To get this out of the way from the get-go, Elisa Albert’s After Birth is going to offend a lot of sensitive people, some for the following reasons:
Some mothers won’t like the fact that the novel takes place in the depths of post-partum depression and will claim that they got through birth just fine, thanks, so why whine about it? Meanwhile, of course, completely missing the point. They will give it one-star reviews on GoodReads that misspell the narrator’s three-letter name. Keep reading »
Classy as always, 4chan used its collective powers to drive a book vlogger off of YouTube with comments on her channel that were in turns condescending, mansplaining, and vulgar. She had nothing to do with the forum’s /lit/ board; her channel’s link was posted there for a discussion about book vloggers, and, of course, the 4channers decided that the appropriate course of action was to speculate about her virginity and harass her over her looks, persona, and content.
What’s next for 4chan in their quest to sexually harass women who are doing things that in no way affect those 4channers? My guesses are that they’ll start harassing… Keep reading »
Ever wondered what corner of Ted “Dr. Seuss” Geisel’s brain Green Eggs and Ham came from? As it turns out, it came from the part that takes dares. The iconic book was conceived after a dare to write a book containing 50 words or less (it comes in at 50 exactly).
In this video, the chief curator of the Mandeville Special Collections Library at UC San Diego, Lynda Claassen, walks through Geisel’s writing and illustration process, using his working notes and illustrations for Green Eggs and Ham. Check it out! [h/t BOOOOOOOM!]

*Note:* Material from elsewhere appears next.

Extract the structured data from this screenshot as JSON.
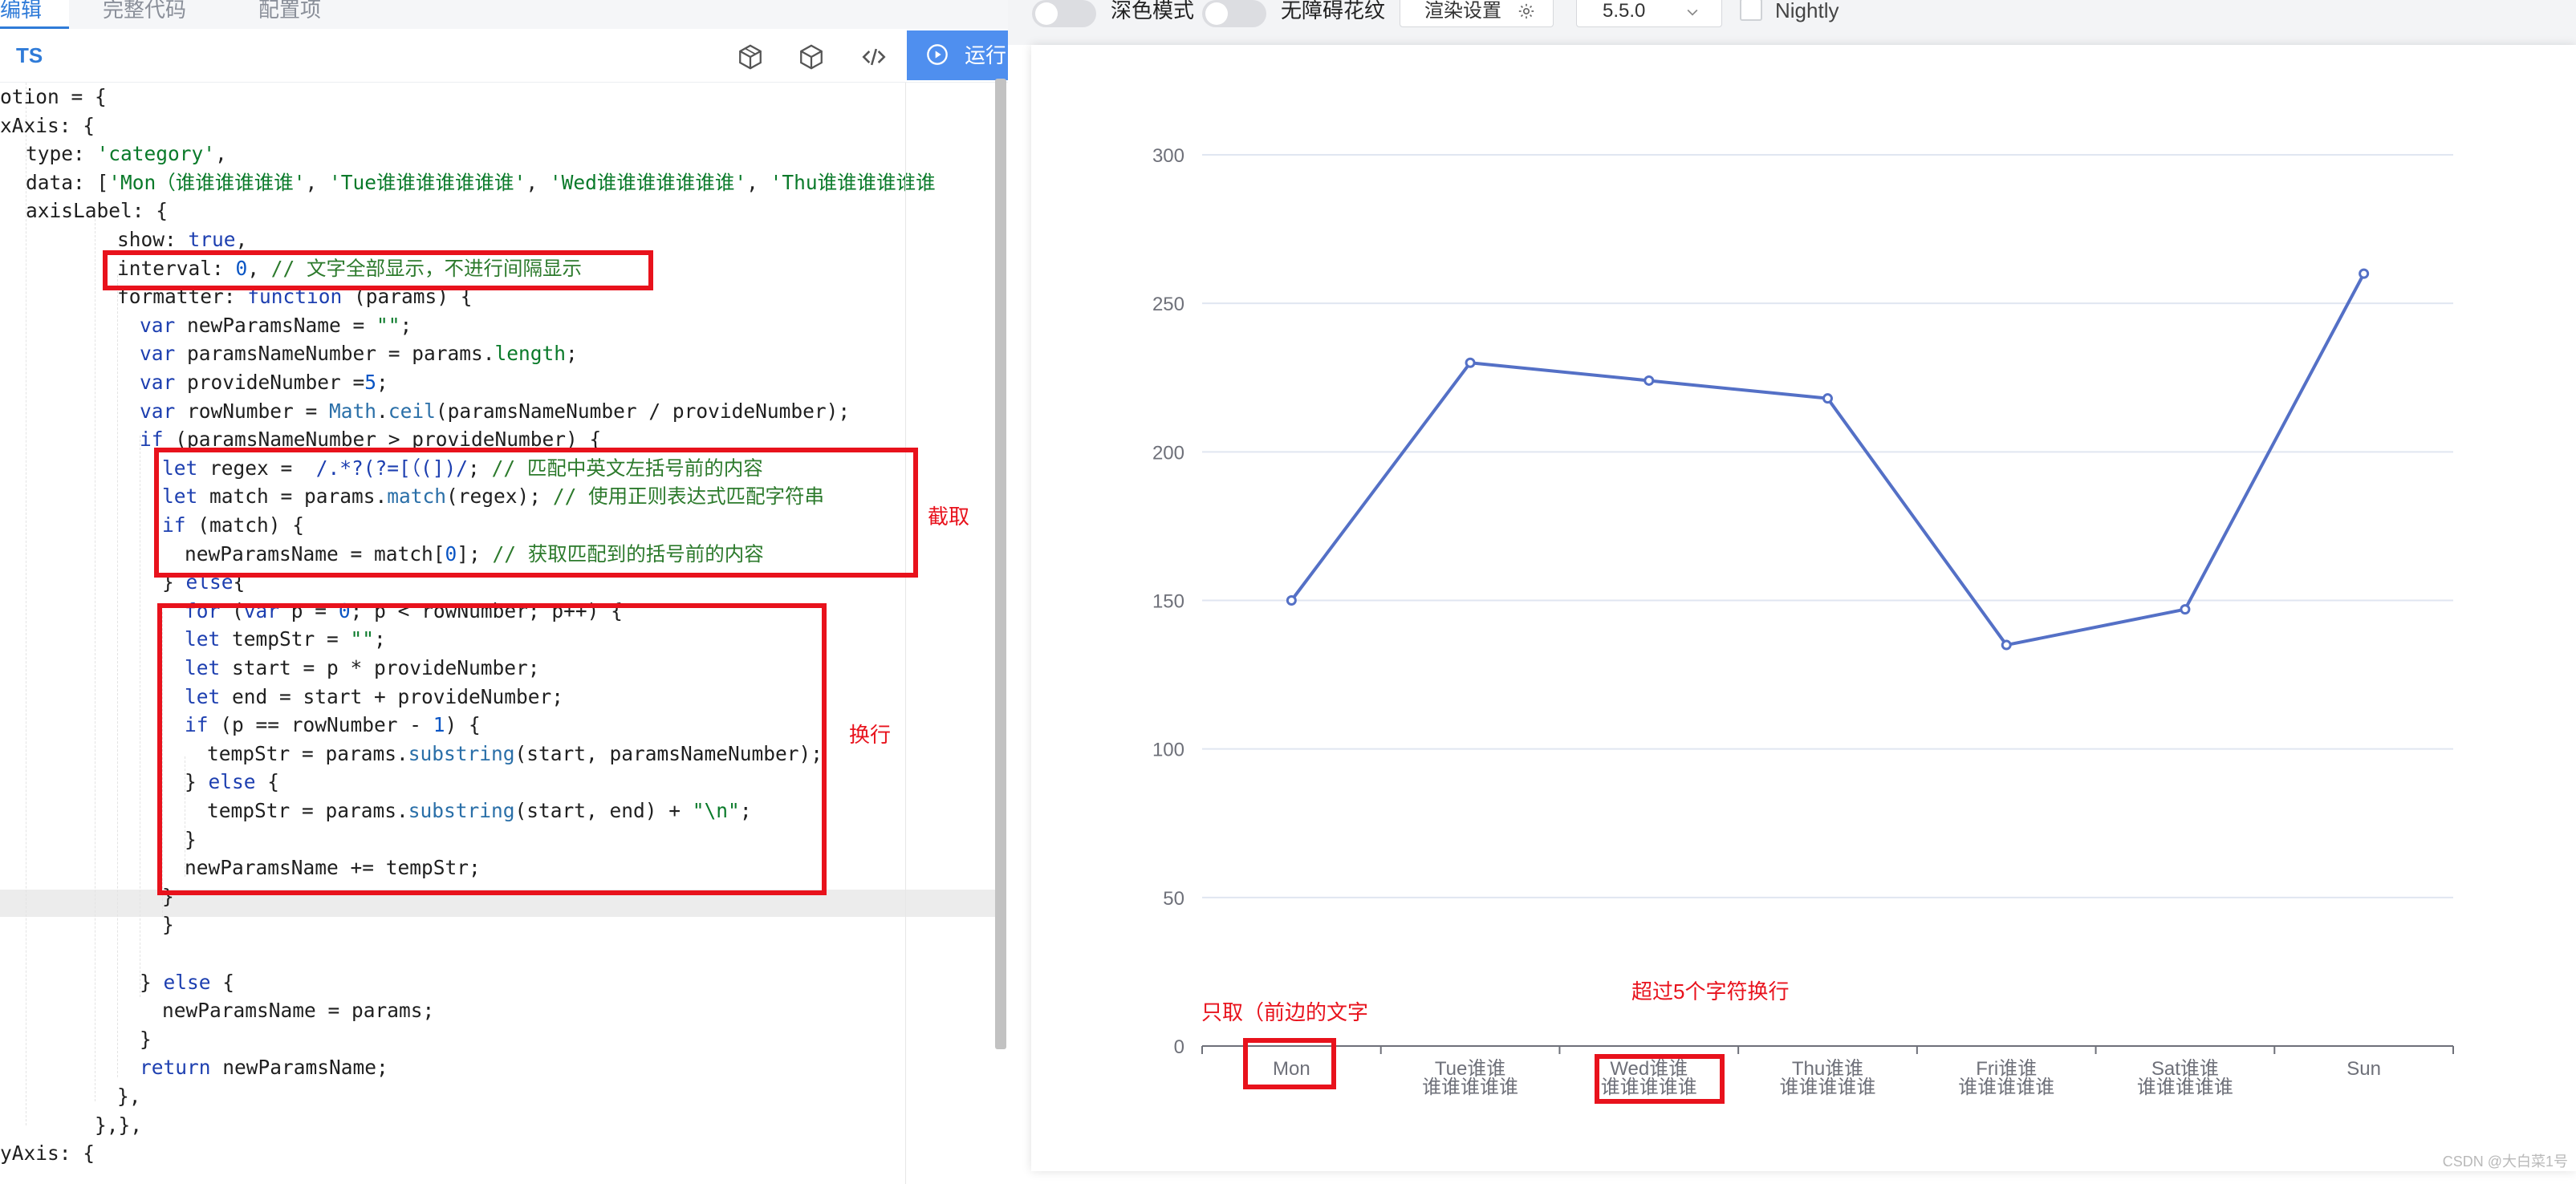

I already knew, without acknowledging it, exactly, that Kurt Vonnegut and women were an awkward mix at best. Kurt Vonnegut didn’t write women well — he wrote women who weren’t fully people, exactly, but more a physical manifestation of the mystery women seemed to him to be. It’s not to say that he didn’t get along well with women in real life. There was just a lot missing in his characters. Mona Aamons Monzano from Cat’s Cradle, for instance, is practically a demi-god, more an embodiment of the narrator John’s checklist of things to desire in a woman than a real woman. Vonnegut was acute enough to be self-conscious of that, and write it into the narration, albeit uncritically. Mona gives of herself, of her body, as a matter of course, and doesn’t act in anything even approaching a self-concerned way until the very end. I loved her for talking back and standing for her principles in an impossible situation. I’m not sure if that’s something Vonnegut wrote or something I gleaned out of Vonnegut’s writing. Keep reading »
Despite the fact that I love video games, I don’t really keep up with news about them — I just kind of hear about games, play them, and if I like them, keep playing them. So I didn’t know about the preview of the upcoming Zelda game that aired on the Game Awards on the 5th of this month until yesterday. Forgive me, Frisky readers, but I need to nerd out about this for a second. When my boyfriend showed me the preview, I was sitting on the couch with my jaw on the floor grinning like an idiot for four minutes while we watched the clip, and then afterward I launched into a short lecture on player demand for realism in the Zelda games and the compromises Nintendo is making to have a realistic-feeling game without sacrificing the fantasy-inspired design the series has always embraced. Keep reading »